Stori M. Zimmerman
Stori M. Zimmerman, Candidate for Member of School Board, Mt. Vernon District. I am a mom, educator, and military spouse with a Bachelor of Science in Physical Education and Biology and a Master of Arts in Teaching. During my 25 years of educational expertise as a public school teacher, I taught grade levels K–12.
Highlights of my responsibilities as a program manager include annual operating budgets, educational evaluations and assessments,data reporting, human relations management, and staff development. Beyond my professional roles, I've dedicated countless hours to volunteering in the communities I've lived in, contributing to military family readiness groups and events, and military children's awareness campaigns and fundraising initiatives.
Response:I have knocked on many doors and listened to concerned parents and constituents alike, and their biggest concern always comes back to learning.
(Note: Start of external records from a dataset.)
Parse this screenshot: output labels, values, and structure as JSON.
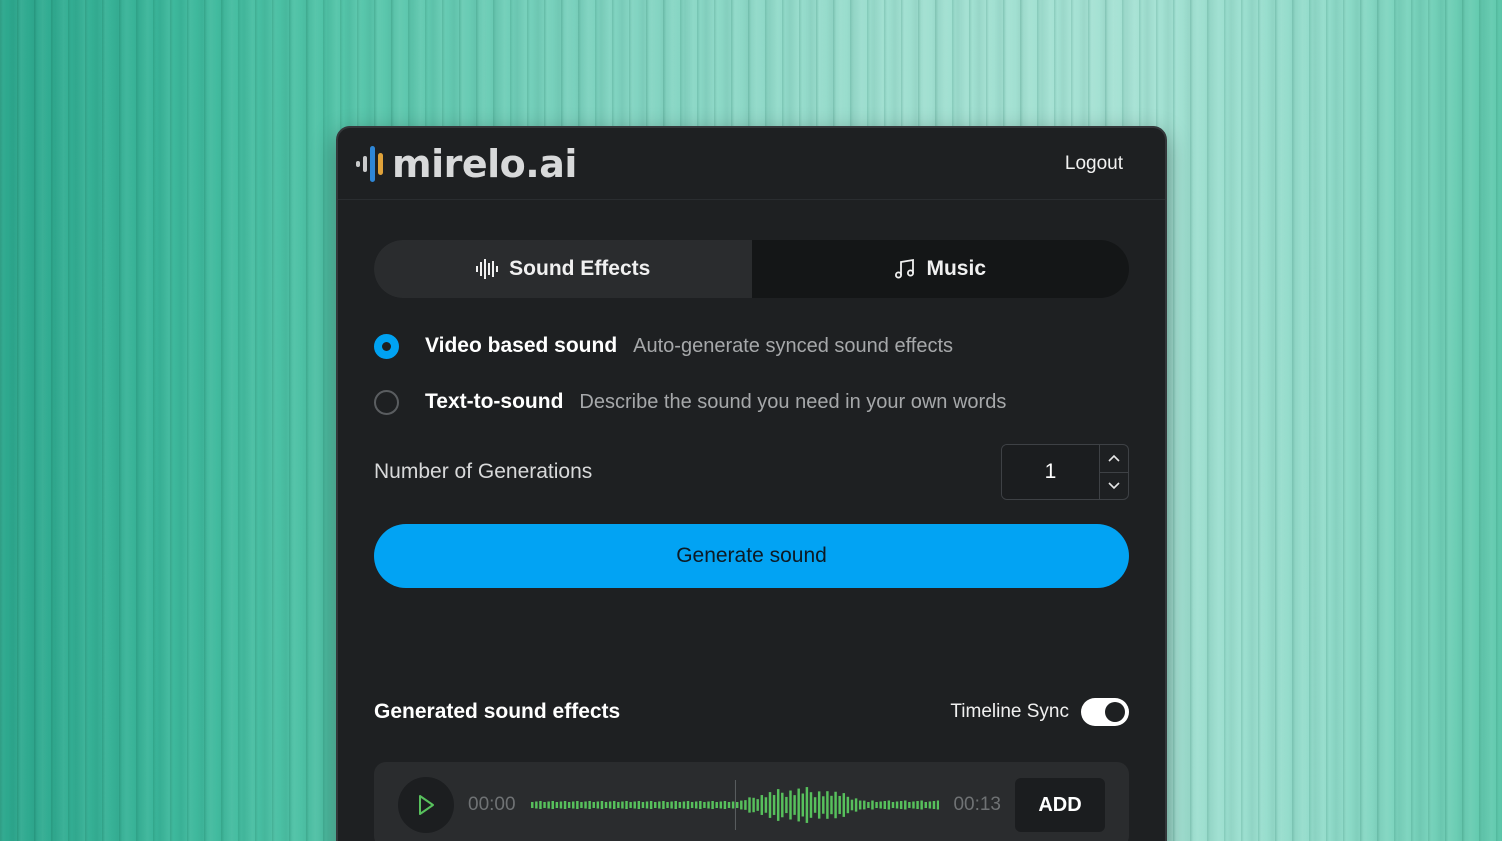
{
  "brand": {
    "name": "mirelo.ai"
  },
  "header": {
    "logout_label": "Logout"
  },
  "tabs": [
    {
      "label": "Sound Effects",
      "icon": "waveform-icon",
      "active": true
    },
    {
      "label": "Music",
      "icon": "music-note-icon",
      "active": false
    }
  ],
  "modes": [
    {
      "label": "Video based sound",
      "description": "Auto-generate synced sound effects",
      "selected": true
    },
    {
      "label": "Text-to-sound",
      "description": "Describe the sound you need in your own words",
      "selected": false
    }
  ],
  "generations": {
    "label": "Number of Generations",
    "value": "1"
  },
  "generate_button": {
    "label": "Generate sound"
  },
  "results": {
    "title": "Generated sound effects",
    "timeline_sync": {
      "label": "Timeline Sync",
      "on": true
    },
    "items": [
      {
        "current_time": "00:00",
        "duration": "00:13",
        "add_label": "ADD"
      }
    ]
  },
  "colors": {
    "accent": "#02a3f3",
    "panel": "#1e2022",
    "waveform": "#57c05c"
  }
}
Many people that I have spoken with want to see a school board and central office administrators who prioritize students and learning over politics in the classroom so that our teachers and administrators have the autonomy to foster school atmospheres that are conducive to effective learning environments for all. It is my goal to make certain that FCPS reprioritizes its focus on teaching our students the foundational educational elements of reading, writing, and math that will underpin the rest of their education and positively impact them throughout their lives.
Literacy must be our number one priority and is the fundamental cornerstone of my platform. Despite consistent budget increases, FCPS has invested significant resources in initiatives rooted in the flawed "balanced literacy" model, lacking systematic, cumulative, phonics-based reading instruction in early elementary classrooms. Given the critical role of strong reading skills in life success, the shocking statistics on illiteracy, especially among juveniles in the courts and adults in the prison population, underscore the urgency.
The US Department of Justice states, “The link between academic failure and delinquency, violence, and crime is welded to reading failure.” To tackle this issue, I will champion the adoption of a division-wide evidence-based structured literacy methodology, implemented with fidelity, commencing in kindergarten. This instructional approach will be firmly grounded in the five pillars of reading: phonemic awareness, phonics, fluency, vocabulary, and comprehension. https://www.stori4students.org/
Endorsed by Fairfax County GOP